DATA TO EXAMINE:
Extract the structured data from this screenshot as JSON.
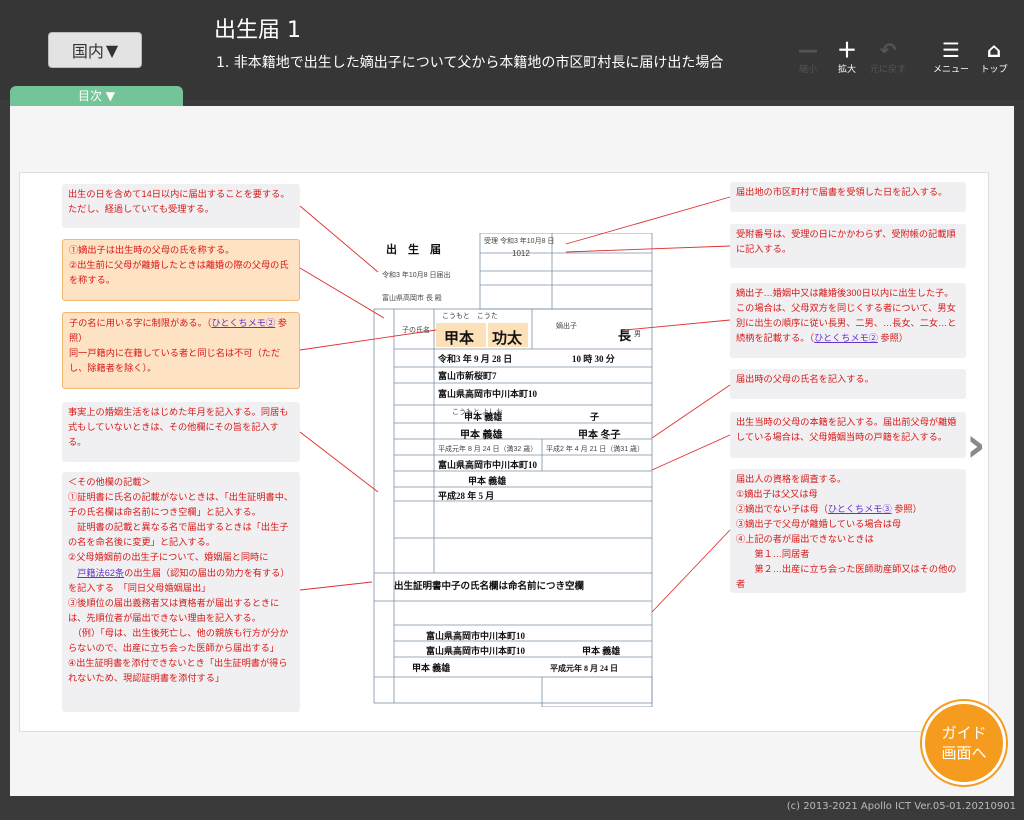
{
  "header": {
    "region_label": "国内",
    "title": "出生届 1",
    "subtitle": "1. 非本籍地で出生した嫡出子について父から本籍地の市区町村長に届け出た場合"
  },
  "tools": [
    {
      "icon": "minus-icon",
      "label": "縮小"
    },
    {
      "icon": "plus-icon",
      "label": "拡大"
    },
    {
      "icon": "undo-icon",
      "label": "元に戻す"
    },
    {
      "icon": "menu-icon",
      "label": "メニュー"
    },
    {
      "icon": "home-icon",
      "label": "トップ"
    }
  ],
  "tab": {
    "label": "目次"
  },
  "notes_left": [
    {
      "text": "出生の日を含めて14日以内に届出することを要する。ただし、経過していても受理する。"
    },
    {
      "text": "①嫡出子は出生時の父母の氏を称する。\n②出生前に父母が離婚したときは離婚の際の父母の氏を称する。"
    },
    {
      "pre": "子の名に用いる字に制限がある。（",
      "link": "ひとくちメモ②",
      "post": " 参照）\n同一戸籍内に在籍している者と同じ名は不可（ただし、除籍者を除く）。"
    },
    {
      "text": "事実上の婚姻生活をはじめた年月を記入する。同居も式もしていないときは、その他欄にその旨を記入する。"
    },
    {
      "pre": "＜その他欄の記載＞\n①証明書に氏名の記載がないときは、「出生証明書中、子の氏名欄は命名前につき空欄」と記入する。\n　証明書の記載と異なる名で届出するときは「出生子の名を命名後に変更」と記入する。\n②父母婚姻前の出生子について、婚姻届と同時に\n　",
      "link": "戸籍法62条",
      "post": "の出生届（認知の届出の効力を有する）を記入する　「同日父母婚姻届出」\n③後順位の届出義務者又は資格者が届出するときには、先順位者が届出できない理由を記入する。\n　（例）「母は、出生後死亡し、他の親族も行方が分からないので、出産に立ち会った医師から届出する」\n④出生証明書を添付できないとき「出生証明書が得られないため、現認証明書を添付する」"
    }
  ],
  "notes_right": [
    {
      "text": "届出地の市区町村で届書を受領した日を記入する。"
    },
    {
      "text": "受附番号は、受理の日にかかわらず、受附帳の記載順に記入する。"
    },
    {
      "pre": "嫡出子…婚姻中又は離婚後300日以内に出生した子。この場合は、父母双方を同じくする者について、男女別に出生の順序に従い長男、二男、…長女、二女…と続柄を記載する。（",
      "link": "ひとくちメモ②",
      "post": " 参照）"
    },
    {
      "text": "届出時の父母の氏名を記入する。"
    },
    {
      "text": "出生当時の父母の本籍を記入する。届出前父母が離婚している場合は、父母婚姻当時の戸籍を記入する。"
    },
    {
      "pre": "届出人の資格を調査する。\n①嫡出子は父又は母\n②嫡出でない子は母（",
      "link": "ひとくちメモ③",
      "post": " 参照）\n③嫡出子で父母が離婚している場合は母\n④上記の者が届出できないときは\n　　第１…同居者\n　　第２…出産に立ち会った医師助産師又はその他の者"
    }
  ],
  "form": {
    "title": "出　生　届",
    "date": "令和3 年10月8 日届出",
    "addressee": "富山県高岡市 長 殿",
    "received": "受理 令和3 年10月8 日",
    "number": "1012",
    "furigana_child": "こうもと　こうた",
    "child_surname": "甲本",
    "child_given": "功太",
    "relation_box": "嫡出子",
    "relation": "長",
    "gender": "男",
    "birth_date": "令和3 年 9 月 28 日",
    "birth_time": "10 時 30 分",
    "birth_place": "富山市新桜町7",
    "address": "富山県高岡市中川本町10",
    "householder_furi": "こうもと よしお",
    "householder": "甲本 義雄",
    "householder_rel": "子",
    "father": "甲本 義雄",
    "mother": "甲本 冬子",
    "father_dob": "平成元年 8 月 24 日（満32 歳）",
    "mother_dob": "平成2 年 4 月 21 日（満31 歳）",
    "honseki": "富山県高岡市中川本町10",
    "honseki_head": "甲本 義雄",
    "cohabit": "平成28 年 5 月",
    "other": "出生証明書中子の氏名欄は命名前につき空欄",
    "reporter_address": "富山県高岡市中川本町10",
    "reporter_honseki": "富山県高岡市中川本町10",
    "reporter_head": "甲本 義雄",
    "reporter_name": "甲本 義雄",
    "reporter_dob": "平成元年 8 月 24 日"
  },
  "guide_button": "ガイド\n画面へ",
  "footer": "(c) 2013-2021 Apollo ICT  Ver.05-01.20210901"
}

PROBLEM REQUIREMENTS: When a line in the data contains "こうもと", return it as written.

SOLUTION FOR THIS TASK:
    "furigana_child": "こうもと　こうた",
    "householder_furi": "こうもと よしお",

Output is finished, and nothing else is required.